[Opening Task material section]

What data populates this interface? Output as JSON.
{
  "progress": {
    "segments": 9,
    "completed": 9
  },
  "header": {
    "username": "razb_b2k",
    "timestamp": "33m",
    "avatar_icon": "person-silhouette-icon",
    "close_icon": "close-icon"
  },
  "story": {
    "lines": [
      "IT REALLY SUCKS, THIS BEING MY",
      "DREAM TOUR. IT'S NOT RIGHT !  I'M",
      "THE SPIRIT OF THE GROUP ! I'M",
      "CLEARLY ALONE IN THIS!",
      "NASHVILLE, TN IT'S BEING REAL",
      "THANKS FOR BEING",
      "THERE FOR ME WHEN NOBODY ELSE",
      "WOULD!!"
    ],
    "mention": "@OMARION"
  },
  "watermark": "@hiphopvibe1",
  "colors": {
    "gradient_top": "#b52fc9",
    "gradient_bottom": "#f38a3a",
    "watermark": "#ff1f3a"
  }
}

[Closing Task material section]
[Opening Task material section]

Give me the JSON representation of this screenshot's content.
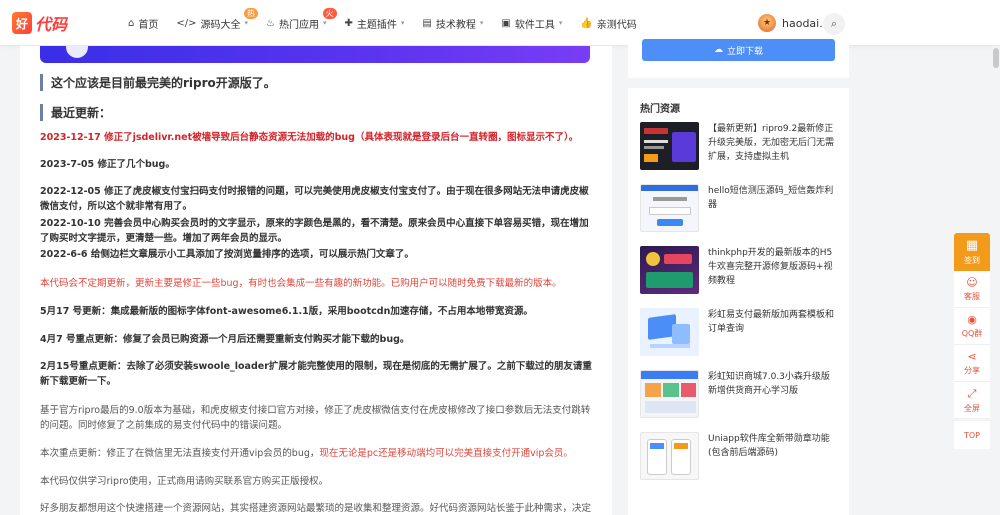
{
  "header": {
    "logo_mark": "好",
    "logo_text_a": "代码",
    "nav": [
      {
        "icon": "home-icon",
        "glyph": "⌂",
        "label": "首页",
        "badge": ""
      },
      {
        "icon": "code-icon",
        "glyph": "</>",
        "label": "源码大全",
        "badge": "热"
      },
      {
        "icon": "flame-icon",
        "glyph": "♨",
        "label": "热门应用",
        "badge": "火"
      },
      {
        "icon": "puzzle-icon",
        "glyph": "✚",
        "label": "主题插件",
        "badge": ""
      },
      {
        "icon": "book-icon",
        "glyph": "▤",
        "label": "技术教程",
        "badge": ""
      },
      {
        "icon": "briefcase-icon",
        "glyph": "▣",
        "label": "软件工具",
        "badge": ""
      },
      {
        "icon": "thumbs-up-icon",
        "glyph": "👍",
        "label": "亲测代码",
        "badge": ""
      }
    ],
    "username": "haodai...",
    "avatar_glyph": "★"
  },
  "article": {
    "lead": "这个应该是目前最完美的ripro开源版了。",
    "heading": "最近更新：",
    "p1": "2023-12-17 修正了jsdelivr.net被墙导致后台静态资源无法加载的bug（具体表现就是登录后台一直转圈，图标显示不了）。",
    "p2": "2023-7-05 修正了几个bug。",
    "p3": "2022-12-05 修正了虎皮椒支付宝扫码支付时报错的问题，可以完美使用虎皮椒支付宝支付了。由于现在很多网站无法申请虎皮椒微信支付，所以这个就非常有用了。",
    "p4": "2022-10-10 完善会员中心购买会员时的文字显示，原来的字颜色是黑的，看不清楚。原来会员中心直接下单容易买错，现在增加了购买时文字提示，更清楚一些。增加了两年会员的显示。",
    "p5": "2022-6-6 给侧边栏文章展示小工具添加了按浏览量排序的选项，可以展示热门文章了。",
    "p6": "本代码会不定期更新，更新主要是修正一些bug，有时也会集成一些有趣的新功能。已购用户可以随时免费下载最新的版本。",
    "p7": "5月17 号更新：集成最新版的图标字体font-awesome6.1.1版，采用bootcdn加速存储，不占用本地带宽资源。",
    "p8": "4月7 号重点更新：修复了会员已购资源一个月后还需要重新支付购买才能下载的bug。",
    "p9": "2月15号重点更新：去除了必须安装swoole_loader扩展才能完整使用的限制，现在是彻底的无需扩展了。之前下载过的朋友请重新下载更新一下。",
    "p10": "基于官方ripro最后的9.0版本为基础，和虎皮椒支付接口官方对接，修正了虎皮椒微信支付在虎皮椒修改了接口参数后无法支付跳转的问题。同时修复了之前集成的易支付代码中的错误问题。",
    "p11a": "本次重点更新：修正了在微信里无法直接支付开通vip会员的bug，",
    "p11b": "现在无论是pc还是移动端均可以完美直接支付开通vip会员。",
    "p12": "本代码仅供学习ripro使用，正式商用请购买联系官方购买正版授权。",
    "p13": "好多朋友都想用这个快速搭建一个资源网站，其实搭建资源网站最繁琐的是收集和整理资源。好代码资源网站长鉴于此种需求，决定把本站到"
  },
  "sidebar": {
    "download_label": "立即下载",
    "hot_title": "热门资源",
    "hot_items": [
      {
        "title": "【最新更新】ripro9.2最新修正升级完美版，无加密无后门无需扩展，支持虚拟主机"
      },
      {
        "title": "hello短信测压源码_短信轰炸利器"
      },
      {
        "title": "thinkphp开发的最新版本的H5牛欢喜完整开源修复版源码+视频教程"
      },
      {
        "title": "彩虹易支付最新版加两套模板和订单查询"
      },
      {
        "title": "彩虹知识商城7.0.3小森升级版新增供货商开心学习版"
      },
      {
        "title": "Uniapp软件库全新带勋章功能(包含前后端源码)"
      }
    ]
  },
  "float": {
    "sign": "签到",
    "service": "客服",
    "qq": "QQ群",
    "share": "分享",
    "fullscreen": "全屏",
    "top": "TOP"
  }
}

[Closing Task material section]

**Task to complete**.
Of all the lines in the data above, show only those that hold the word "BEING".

**Written reply**.
      "IT REALLY SUCKS, THIS BEING MY",
      "NASHVILLE, TN IT'S BEING REAL",
      "THANKS FOR BEING",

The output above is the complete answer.